[Excerpts from an interface dataset]
▬▬▬▬▬▬▬▬▬▬

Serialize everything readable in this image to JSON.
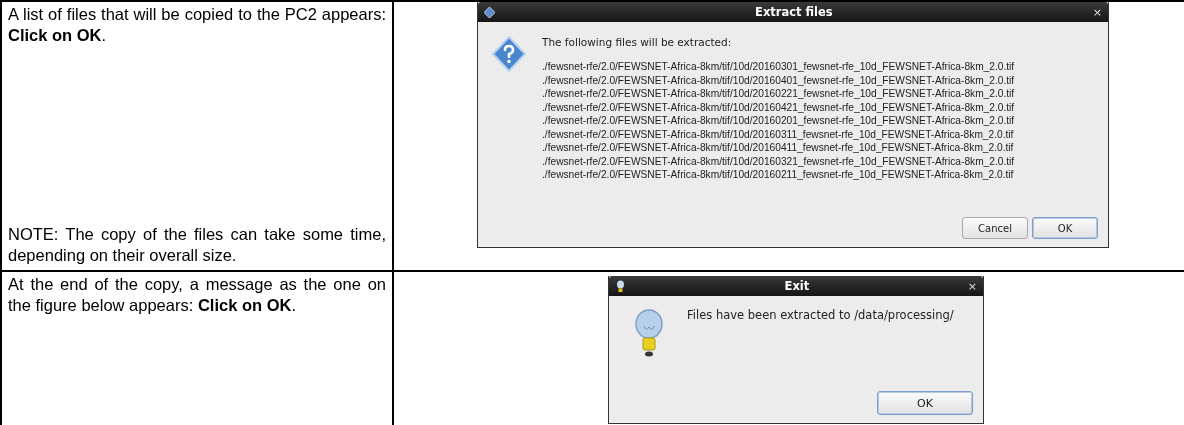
{
  "rows": [
    {
      "paragraphs": [
        "A list of files that will be copied to the PC2 appears: **Click on OK**.",
        "NOTE: The copy of the files can take some time, depending on their overall size."
      ],
      "dialog": {
        "title": "Extract files",
        "close_glyph": "×",
        "kind": "question",
        "message": "The following files will be extracted:",
        "files": [
          "./fewsnet-rfe/2.0/FEWSNET-Africa-8km/tif/10d/20160301_fewsnet-rfe_10d_FEWSNET-Africa-8km_2.0.tif",
          "./fewsnet-rfe/2.0/FEWSNET-Africa-8km/tif/10d/20160401_fewsnet-rfe_10d_FEWSNET-Africa-8km_2.0.tif",
          "./fewsnet-rfe/2.0/FEWSNET-Africa-8km/tif/10d/20160221_fewsnet-rfe_10d_FEWSNET-Africa-8km_2.0.tif",
          "./fewsnet-rfe/2.0/FEWSNET-Africa-8km/tif/10d/20160421_fewsnet-rfe_10d_FEWSNET-Africa-8km_2.0.tif",
          "./fewsnet-rfe/2.0/FEWSNET-Africa-8km/tif/10d/20160201_fewsnet-rfe_10d_FEWSNET-Africa-8km_2.0.tif",
          "./fewsnet-rfe/2.0/FEWSNET-Africa-8km/tif/10d/20160311_fewsnet-rfe_10d_FEWSNET-Africa-8km_2.0.tif",
          "./fewsnet-rfe/2.0/FEWSNET-Africa-8km/tif/10d/20160411_fewsnet-rfe_10d_FEWSNET-Africa-8km_2.0.tif",
          "./fewsnet-rfe/2.0/FEWSNET-Africa-8km/tif/10d/20160321_fewsnet-rfe_10d_FEWSNET-Africa-8km_2.0.tif",
          "./fewsnet-rfe/2.0/FEWSNET-Africa-8km/tif/10d/20160211_fewsnet-rfe_10d_FEWSNET-Africa-8km_2.0.tif"
        ],
        "buttons": [
          {
            "label": "Cancel",
            "focused": false
          },
          {
            "label": "OK",
            "focused": true
          }
        ]
      }
    },
    {
      "paragraphs": [
        "At the end of the copy, a message as the one on the figure below appears: **Click on OK**."
      ],
      "dialog": {
        "title": "Exit",
        "close_glyph": "×",
        "kind": "info",
        "message": "Files have been extracted to /data/processing/",
        "buttons": [
          {
            "label": "OK",
            "focused": true
          }
        ]
      }
    }
  ]
}
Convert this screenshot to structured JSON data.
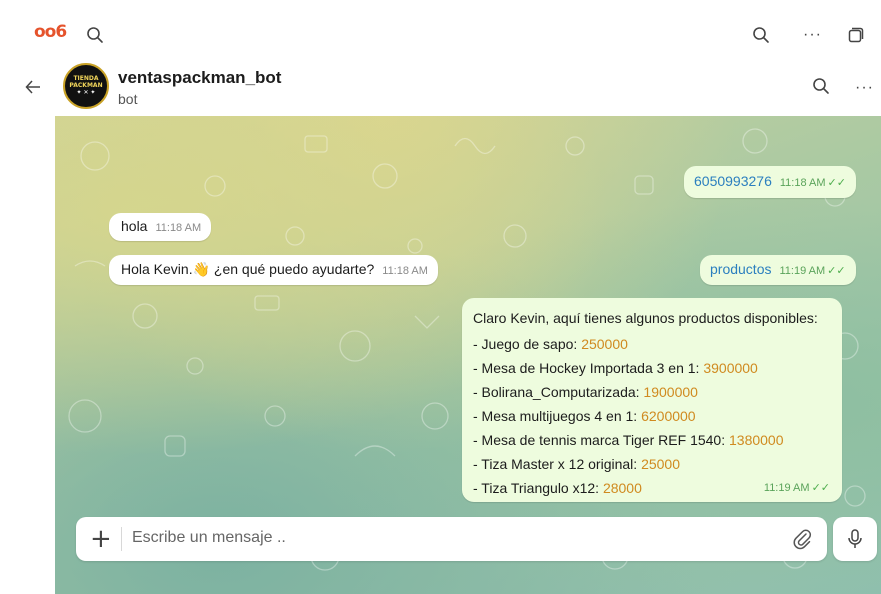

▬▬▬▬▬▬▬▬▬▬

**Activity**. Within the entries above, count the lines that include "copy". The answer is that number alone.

**Completed task**. 2